Adding oil drops onto the dough before baking can help keep it moist and prevent it from drying out too quickly, as well as adding additional toppings that are fully cooked before serving. Additionally, making sure that the dough is sufficiently hydrated and using either all-purpose or a mixture of all-purpose flour and bread flour can also help to achieve the desired soft yet crunchy texture.

How long should I proof my pizza dough for?

The length of time that you need to proof your dough for will depend on the type and amount of yeast used, as well as environmental factors such as temperature; typically, aim for a shorter faster proofing in warmer temperatures or longer but slower proofings if possible. A good rule of thumb is to proof for 1-2 hours at room temperature, or overnight in the refrigerator. Additionally, the dough should be doubled in size before it’s ready to be stretched and cooked.
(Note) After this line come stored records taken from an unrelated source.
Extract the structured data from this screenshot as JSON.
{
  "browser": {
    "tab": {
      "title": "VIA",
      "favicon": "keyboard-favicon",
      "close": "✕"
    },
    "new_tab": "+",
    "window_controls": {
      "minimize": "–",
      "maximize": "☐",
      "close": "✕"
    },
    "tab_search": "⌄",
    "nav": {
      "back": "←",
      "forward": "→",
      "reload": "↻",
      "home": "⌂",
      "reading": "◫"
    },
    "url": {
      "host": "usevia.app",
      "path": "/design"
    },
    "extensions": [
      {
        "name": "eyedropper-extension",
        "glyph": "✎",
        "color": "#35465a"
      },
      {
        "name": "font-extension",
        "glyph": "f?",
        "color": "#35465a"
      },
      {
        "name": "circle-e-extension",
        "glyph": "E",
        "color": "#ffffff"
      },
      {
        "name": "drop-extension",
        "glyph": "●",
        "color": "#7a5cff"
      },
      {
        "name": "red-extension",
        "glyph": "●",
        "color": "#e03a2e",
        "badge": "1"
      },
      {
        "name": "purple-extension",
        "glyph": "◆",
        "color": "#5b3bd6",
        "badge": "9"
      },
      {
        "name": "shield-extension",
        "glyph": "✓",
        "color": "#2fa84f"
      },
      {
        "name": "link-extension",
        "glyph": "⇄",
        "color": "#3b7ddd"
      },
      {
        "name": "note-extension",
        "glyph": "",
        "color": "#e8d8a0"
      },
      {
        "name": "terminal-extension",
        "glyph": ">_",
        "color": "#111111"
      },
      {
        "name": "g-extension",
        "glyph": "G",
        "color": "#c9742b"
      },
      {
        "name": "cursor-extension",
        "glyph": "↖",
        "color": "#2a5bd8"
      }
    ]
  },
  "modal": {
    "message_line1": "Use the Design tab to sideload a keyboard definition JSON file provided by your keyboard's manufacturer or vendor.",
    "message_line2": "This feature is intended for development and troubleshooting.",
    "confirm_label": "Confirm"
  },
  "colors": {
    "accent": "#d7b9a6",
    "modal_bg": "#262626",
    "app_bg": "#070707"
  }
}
How should I store my pizza dough?

The best way to store pizza dough is in an airtight container in the refrigerator for up to 3 days, as this will give your dough time to ferment and develop flavor. Make sure to let your dough rest at room temperature for 20-30 minutes before using and if you’re not planning on using it within a few days, freezing it can be a great option as well.

Why does my pizza stick on the baking sheet?

Usually, sticking of pizzas can happen due to insufficient flouring of the pan or failing to preheat the oven long enough so that it’s hot enough when starting off with adding your ingredients onto it; make sure that you are judiciously flouring or oiling all surfaces that come into contact with your pizza crust and ensure that you’re letting the oven preheat sufficiently before inserting any food into it.

What role does fermentation play in making homemade pizzas?

Fermentation plays a crucial role in developing and improving both taste and texture of homemade pizzas; by allowing yeast some time (usually about 8-12 hours) for fermenting within the dough, it produces carbon dioxide and alcohol which adds flavor to your pizza as well as making them rise. Additionally, it helps to prevent your pizza crust from becoming too hard or dense when cooked.


Why won’t my pizza dough work?

Leave a Comment